# [Problem details]
Having found the line containing "Give me the JSON representation of this screenshot's content." in the data below, reproduce that line and each one after it to the end, exactly, and include nothing else.

──────── Given records ────────

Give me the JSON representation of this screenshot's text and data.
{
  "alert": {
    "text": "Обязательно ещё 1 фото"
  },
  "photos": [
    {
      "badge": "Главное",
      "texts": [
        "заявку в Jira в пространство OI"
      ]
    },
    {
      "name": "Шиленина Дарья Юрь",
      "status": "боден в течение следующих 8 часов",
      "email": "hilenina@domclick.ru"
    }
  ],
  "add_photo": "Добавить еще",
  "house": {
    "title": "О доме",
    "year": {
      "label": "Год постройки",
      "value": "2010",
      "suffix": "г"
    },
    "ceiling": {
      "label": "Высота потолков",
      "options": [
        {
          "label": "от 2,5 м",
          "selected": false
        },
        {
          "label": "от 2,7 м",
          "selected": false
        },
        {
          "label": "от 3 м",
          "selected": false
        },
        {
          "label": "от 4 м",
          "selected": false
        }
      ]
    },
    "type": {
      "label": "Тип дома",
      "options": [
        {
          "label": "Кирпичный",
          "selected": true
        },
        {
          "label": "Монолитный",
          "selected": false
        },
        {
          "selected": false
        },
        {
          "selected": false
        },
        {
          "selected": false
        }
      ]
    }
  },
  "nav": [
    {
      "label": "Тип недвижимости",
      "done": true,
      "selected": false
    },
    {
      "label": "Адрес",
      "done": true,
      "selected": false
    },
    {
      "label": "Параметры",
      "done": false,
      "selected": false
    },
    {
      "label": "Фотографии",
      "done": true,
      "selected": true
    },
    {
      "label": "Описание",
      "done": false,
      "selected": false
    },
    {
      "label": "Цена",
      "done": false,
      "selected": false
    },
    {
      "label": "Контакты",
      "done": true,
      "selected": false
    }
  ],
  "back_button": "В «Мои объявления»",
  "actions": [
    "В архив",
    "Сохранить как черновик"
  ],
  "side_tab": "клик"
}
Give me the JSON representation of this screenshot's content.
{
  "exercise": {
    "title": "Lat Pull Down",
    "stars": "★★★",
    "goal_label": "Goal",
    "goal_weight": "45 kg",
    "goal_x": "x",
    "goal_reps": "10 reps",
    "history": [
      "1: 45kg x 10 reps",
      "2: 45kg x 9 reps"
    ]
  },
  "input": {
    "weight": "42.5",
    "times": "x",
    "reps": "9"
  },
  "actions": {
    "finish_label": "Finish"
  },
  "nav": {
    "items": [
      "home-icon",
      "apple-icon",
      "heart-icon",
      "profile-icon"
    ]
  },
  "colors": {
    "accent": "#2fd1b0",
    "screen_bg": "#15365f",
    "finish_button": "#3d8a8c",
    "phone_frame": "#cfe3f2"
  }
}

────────

# [Response box]
Give me the JSON representation of this screenshot's content.
{
  "exercise": {
    "title": "Lat Pull Down",
    "stars": "★★★",
    "goal_label": "Goal",
    "goal_weight": "45 kg",
    "goal_x": "x",
    "goal_reps": "10 reps",
    "history": [
      "1: 45kg x 10 reps",
      "2: 45kg x 9 reps"
    ]
  },
  "input": {
    "weight": "42.5",
    "times": "x",
    "reps": "9"
  },
  "actions": {
    "finish_label": "Finish"
  },
  "nav": {
    "items": [
      "home-icon",
      "apple-icon",
      "heart-icon",
      "profile-icon"
    ]
  },
  "colors": {
    "accent": "#2fd1b0",
    "screen_bg": "#15365f",
    "finish_button": "#3d8a8c",
    "phone_frame": "#cfe3f2"
  }
}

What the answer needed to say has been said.